▸ **Action item**
Repeat every line below exactly as it reads.

START Source material

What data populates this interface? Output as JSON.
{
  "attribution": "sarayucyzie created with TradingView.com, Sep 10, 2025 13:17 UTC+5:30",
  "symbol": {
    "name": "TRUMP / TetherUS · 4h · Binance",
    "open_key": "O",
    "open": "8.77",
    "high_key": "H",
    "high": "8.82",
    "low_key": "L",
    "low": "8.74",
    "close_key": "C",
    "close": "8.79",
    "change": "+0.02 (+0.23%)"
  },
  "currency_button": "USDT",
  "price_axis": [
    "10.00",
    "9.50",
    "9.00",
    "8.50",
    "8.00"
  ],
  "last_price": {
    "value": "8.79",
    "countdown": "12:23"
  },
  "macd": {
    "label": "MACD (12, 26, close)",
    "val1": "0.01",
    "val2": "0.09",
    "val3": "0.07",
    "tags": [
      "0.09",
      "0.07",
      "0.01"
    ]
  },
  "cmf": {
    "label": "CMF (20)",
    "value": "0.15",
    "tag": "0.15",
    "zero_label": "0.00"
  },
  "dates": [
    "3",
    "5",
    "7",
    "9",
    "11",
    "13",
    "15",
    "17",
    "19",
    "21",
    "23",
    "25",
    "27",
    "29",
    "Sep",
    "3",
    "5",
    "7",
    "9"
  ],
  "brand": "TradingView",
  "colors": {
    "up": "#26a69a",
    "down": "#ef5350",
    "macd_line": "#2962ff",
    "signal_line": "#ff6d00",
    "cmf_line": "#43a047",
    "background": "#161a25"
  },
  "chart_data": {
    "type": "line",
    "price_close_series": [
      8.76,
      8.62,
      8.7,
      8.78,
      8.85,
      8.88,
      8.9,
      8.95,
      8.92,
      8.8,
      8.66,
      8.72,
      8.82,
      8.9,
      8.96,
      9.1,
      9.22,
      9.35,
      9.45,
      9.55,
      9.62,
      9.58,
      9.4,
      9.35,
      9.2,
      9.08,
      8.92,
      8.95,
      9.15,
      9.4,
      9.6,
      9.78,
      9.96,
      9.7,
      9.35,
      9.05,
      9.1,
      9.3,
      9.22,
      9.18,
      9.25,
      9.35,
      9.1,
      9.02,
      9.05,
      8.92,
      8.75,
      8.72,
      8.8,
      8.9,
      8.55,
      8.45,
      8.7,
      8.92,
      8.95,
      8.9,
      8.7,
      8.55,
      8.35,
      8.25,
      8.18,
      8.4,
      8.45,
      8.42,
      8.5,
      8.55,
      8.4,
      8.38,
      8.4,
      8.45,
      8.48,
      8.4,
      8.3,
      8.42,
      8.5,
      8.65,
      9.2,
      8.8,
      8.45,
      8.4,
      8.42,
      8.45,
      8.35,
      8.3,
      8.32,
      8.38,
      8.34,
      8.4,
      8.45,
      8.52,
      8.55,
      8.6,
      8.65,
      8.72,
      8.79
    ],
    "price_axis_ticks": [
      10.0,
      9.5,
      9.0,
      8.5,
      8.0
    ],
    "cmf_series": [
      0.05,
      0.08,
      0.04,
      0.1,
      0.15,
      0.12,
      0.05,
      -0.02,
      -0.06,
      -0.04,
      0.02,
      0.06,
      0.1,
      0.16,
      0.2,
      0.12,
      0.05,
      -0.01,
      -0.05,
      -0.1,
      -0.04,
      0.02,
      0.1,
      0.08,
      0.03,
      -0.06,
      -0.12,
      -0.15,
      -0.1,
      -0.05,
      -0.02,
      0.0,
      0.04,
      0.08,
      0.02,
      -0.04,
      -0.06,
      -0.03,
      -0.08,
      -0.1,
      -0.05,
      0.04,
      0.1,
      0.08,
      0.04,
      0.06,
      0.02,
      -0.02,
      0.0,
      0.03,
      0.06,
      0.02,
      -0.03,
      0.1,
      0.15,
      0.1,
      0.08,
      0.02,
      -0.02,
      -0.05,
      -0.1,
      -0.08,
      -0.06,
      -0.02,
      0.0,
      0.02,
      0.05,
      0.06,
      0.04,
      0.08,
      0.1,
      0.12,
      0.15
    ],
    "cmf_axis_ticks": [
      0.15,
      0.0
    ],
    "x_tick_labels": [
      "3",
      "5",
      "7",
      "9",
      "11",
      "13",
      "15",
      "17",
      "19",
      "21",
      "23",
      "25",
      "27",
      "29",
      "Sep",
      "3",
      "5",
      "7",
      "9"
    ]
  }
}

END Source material

▸ **Output of the task**
What data populates this interface? Output as JSON.
{
  "attribution": "sarayucyzie created with TradingView.com, Sep 10, 2025 13:17 UTC+5:30",
  "symbol": {
    "name": "TRUMP / TetherUS · 4h · Binance",
    "open_key": "O",
    "open": "8.77",
    "high_key": "H",
    "high": "8.82",
    "low_key": "L",
    "low": "8.74",
    "close_key": "C",
    "close": "8.79",
    "change": "+0.02 (+0.23%)"
  },
  "currency_button": "USDT",
  "price_axis": [
    "10.00",
    "9.50",
    "9.00",
    "8.50",
    "8.00"
  ],
  "last_price": {
    "value": "8.79",
    "countdown": "12:23"
  },
  "macd": {
    "label": "MACD (12, 26, close)",
    "val1": "0.01",
    "val2": "0.09",
    "val3": "0.07",
    "tags": [
      "0.09",
      "0.07",
      "0.01"
    ]
  },
  "cmf": {
    "label": "CMF (20)",
    "value": "0.15",
    "tag": "0.15",
    "zero_label": "0.00"
  },
  "dates": [
    "3",
    "5",
    "7",
    "9",
    "11",
    "13",
    "15",
    "17",
    "19",
    "21",
    "23",
    "25",
    "27",
    "29",
    "Sep",
    "3",
    "5",
    "7",
    "9"
  ],
  "brand": "TradingView",
  "colors": {
    "up": "#26a69a",
    "down": "#ef5350",
    "macd_line": "#2962ff",
    "signal_line": "#ff6d00",
    "cmf_line": "#43a047",
    "background": "#161a25"
  },
  "chart_data": {
    "type": "line",
    "price_close_series": [
      8.76,
      8.62,
      8.7,
      8.78,
      8.85,
      8.88,
      8.9,
      8.95,
      8.92,
      8.8,
      8.66,
      8.72,
      8.82,
      8.9,
      8.96,
      9.1,
      9.22,
      9.35,
      9.45,
      9.55,
      9.62,
      9.58,
      9.4,
      9.35,
      9.2,
      9.08,
      8.92,
      8.95,
      9.15,
      9.4,
      9.6,
      9.78,
      9.96,
      9.7,
      9.35,
      9.05,
      9.1,
      9.3,
      9.22,
      9.18,
      9.25,
      9.35,
      9.1,
      9.02,
      9.05,
      8.92,
      8.75,
      8.72,
      8.8,
      8.9,
      8.55,
      8.45,
      8.7,
      8.92,
      8.95,
      8.9,
      8.7,
      8.55,
      8.35,
      8.25,
      8.18,
      8.4,
      8.45,
      8.42,
      8.5,
      8.55,
      8.4,
      8.38,
      8.4,
      8.45,
      8.48,
      8.4,
      8.3,
      8.42,
      8.5,
      8.65,
      9.2,
      8.8,
      8.45,
      8.4,
      8.42,
      8.45,
      8.35,
      8.3,
      8.32,
      8.38,
      8.34,
      8.4,
      8.45,
      8.52,
      8.55,
      8.6,
      8.65,
      8.72,
      8.79
    ],
    "price_axis_ticks": [
      10.0,
      9.5,
      9.0,
      8.5,
      8.0
    ],
    "cmf_series": [
      0.05,
      0.08,
      0.04,
      0.1,
      0.15,
      0.12,
      0.05,
      -0.02,
      -0.06,
      -0.04,
      0.02,
      0.06,
      0.1,
      0.16,
      0.2,
      0.12,
      0.05,
      -0.01,
      -0.05,
      -0.1,
      -0.04,
      0.02,
      0.1,
      0.08,
      0.03,
      -0.06,
      -0.12,
      -0.15,
      -0.1,
      -0.05,
      -0.02,
      0.0,
      0.04,
      0.08,
      0.02,
      -0.04,
      -0.06,
      -0.03,
      -0.08,
      -0.1,
      -0.05,
      0.04,
      0.1,
      0.08,
      0.04,
      0.06,
      0.02,
      -0.02,
      0.0,
      0.03,
      0.06,
      0.02,
      -0.03,
      0.1,
      0.15,
      0.1,
      0.08,
      0.02,
      -0.02,
      -0.05,
      -0.1,
      -0.08,
      -0.06,
      -0.02,
      0.0,
      0.02,
      0.05,
      0.06,
      0.04,
      0.08,
      0.1,
      0.12,
      0.15
    ],
    "cmf_axis_ticks": [
      0.15,
      0.0
    ],
    "x_tick_labels": [
      "3",
      "5",
      "7",
      "9",
      "11",
      "13",
      "15",
      "17",
      "19",
      "21",
      "23",
      "25",
      "27",
      "29",
      "Sep",
      "3",
      "5",
      "7",
      "9"
    ]
  }
}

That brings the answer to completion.